**Problem**
Scan the listing below and copy each line holding the word "rename".

**Task inputs**
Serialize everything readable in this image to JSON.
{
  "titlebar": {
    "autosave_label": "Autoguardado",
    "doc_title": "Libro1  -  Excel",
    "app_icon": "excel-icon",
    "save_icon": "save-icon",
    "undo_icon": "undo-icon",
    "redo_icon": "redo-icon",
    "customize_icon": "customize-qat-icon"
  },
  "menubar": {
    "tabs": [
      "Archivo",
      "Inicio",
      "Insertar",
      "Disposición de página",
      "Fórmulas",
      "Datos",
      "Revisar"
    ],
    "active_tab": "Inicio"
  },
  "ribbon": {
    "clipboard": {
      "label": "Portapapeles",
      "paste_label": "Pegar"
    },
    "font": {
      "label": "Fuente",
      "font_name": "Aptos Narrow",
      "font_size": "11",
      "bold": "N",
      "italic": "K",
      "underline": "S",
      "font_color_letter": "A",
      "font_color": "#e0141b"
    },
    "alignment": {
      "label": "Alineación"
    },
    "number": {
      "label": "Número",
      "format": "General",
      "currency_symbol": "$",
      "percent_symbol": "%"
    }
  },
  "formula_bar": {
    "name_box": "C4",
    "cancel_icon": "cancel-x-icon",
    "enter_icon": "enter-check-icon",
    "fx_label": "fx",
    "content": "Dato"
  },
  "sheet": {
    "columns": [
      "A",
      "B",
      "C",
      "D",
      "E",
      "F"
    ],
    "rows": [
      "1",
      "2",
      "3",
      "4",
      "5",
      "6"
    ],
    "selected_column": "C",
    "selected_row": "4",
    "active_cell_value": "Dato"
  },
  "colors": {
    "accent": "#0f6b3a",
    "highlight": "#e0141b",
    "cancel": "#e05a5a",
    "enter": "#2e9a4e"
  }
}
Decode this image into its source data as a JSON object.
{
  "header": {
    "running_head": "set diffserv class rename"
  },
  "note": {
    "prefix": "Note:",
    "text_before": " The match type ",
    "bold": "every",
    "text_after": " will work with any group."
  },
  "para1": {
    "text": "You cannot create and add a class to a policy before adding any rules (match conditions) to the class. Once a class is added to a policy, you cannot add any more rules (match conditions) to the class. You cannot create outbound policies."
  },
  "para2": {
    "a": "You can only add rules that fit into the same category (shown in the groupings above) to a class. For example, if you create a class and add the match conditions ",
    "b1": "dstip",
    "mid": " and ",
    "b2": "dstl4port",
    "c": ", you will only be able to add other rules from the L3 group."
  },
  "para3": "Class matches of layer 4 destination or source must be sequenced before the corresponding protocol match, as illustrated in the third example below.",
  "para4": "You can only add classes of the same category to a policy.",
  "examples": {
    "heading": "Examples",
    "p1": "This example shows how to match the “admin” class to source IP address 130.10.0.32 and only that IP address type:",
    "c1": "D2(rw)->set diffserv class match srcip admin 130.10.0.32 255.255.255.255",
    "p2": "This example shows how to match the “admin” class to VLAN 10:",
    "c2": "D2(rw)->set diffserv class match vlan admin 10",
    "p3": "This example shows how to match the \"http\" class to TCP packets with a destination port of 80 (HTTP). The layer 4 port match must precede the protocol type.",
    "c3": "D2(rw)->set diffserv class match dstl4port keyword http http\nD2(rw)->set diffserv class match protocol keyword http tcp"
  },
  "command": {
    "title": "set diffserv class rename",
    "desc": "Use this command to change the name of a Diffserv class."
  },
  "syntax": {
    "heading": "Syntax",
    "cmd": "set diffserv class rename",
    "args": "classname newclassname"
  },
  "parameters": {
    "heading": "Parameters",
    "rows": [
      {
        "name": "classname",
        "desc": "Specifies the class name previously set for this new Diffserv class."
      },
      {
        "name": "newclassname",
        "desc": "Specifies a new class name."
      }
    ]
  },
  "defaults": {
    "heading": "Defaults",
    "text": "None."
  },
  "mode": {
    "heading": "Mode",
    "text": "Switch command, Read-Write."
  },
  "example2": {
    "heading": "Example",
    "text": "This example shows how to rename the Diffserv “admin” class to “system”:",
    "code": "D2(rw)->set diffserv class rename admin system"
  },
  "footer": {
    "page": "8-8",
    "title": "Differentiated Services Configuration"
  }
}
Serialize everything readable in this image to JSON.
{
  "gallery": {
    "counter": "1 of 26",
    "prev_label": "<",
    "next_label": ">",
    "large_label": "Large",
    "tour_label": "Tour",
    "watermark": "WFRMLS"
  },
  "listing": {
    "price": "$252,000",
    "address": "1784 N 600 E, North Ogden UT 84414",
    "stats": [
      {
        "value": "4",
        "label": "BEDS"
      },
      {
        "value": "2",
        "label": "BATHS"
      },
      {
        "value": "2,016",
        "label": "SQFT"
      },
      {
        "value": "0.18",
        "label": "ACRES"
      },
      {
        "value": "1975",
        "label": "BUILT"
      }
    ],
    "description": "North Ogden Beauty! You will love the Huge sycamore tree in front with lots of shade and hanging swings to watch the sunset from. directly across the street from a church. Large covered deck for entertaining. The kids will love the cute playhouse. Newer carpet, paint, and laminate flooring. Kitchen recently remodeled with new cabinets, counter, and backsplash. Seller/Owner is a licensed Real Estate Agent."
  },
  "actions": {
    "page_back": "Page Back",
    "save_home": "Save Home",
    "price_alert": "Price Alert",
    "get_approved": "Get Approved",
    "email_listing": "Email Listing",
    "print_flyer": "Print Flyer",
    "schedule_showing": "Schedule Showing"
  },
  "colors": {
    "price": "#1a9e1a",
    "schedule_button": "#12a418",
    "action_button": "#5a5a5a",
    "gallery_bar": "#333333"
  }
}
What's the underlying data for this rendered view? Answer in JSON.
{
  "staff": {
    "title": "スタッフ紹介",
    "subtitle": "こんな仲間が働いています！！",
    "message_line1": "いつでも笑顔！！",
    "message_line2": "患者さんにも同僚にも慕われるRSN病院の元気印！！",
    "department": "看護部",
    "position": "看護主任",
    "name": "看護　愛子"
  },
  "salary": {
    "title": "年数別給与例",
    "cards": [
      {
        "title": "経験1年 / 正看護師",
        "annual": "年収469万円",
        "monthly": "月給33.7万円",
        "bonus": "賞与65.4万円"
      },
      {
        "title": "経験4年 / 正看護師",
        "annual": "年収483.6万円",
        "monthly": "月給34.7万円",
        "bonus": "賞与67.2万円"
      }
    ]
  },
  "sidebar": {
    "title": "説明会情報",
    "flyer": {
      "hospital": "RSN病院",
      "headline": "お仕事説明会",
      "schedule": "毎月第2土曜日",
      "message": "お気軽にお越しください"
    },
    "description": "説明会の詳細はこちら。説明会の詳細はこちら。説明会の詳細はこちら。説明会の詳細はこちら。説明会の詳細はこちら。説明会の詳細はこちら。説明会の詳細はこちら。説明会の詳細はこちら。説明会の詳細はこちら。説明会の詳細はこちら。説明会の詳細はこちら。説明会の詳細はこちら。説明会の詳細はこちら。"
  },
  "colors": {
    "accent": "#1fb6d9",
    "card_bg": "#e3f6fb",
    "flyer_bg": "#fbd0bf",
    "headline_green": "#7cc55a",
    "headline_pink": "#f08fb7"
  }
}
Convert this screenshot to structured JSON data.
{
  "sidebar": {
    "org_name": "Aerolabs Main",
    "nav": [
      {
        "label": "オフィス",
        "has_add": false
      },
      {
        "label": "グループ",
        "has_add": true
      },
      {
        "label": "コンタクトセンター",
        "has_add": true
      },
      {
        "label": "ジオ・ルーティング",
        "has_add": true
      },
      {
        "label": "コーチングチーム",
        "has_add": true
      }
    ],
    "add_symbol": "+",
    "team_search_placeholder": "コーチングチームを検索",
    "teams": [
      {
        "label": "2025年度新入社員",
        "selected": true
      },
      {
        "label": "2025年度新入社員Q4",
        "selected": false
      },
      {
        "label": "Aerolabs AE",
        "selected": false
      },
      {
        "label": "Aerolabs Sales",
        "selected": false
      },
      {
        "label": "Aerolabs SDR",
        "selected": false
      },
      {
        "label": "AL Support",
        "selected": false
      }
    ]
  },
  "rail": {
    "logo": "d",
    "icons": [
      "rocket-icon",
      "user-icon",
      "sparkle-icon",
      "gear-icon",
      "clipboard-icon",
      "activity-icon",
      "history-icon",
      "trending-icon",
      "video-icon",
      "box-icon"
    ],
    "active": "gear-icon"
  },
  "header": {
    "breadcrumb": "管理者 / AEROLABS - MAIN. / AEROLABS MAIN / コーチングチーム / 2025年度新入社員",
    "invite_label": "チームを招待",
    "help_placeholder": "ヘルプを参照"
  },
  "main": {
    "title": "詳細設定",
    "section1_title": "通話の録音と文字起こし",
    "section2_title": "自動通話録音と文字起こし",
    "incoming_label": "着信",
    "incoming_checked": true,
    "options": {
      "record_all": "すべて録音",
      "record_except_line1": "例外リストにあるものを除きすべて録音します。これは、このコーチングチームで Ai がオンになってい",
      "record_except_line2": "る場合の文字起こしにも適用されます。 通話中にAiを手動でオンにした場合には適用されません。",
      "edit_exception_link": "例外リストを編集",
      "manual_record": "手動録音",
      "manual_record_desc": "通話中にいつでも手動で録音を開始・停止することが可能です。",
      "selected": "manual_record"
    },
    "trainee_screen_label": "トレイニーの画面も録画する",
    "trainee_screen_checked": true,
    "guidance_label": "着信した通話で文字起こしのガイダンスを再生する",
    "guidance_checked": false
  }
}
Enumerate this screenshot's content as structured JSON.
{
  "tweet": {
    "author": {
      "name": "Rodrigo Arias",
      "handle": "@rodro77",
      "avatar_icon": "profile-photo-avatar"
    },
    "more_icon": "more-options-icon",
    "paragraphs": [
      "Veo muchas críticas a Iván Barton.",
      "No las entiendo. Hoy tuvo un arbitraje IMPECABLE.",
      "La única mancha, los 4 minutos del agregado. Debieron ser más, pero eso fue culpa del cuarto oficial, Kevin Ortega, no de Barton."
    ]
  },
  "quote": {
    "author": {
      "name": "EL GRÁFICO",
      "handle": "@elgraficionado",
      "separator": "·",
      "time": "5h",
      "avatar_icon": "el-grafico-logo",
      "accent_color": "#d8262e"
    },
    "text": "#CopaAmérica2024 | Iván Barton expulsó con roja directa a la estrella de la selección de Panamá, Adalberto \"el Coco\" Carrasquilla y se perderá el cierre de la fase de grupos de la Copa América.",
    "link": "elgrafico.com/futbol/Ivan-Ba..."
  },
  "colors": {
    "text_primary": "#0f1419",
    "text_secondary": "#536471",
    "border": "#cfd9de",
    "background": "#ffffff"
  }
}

**Exercise output**
    "running_head": "set diffserv class rename"
    "title": "set diffserv class rename",
    "cmd": "set diffserv class rename",
    "text": "This example shows how to rename the Diffserv “admin” class to “system”:",
    "code": "D2(rw)->set diffserv class rename admin system"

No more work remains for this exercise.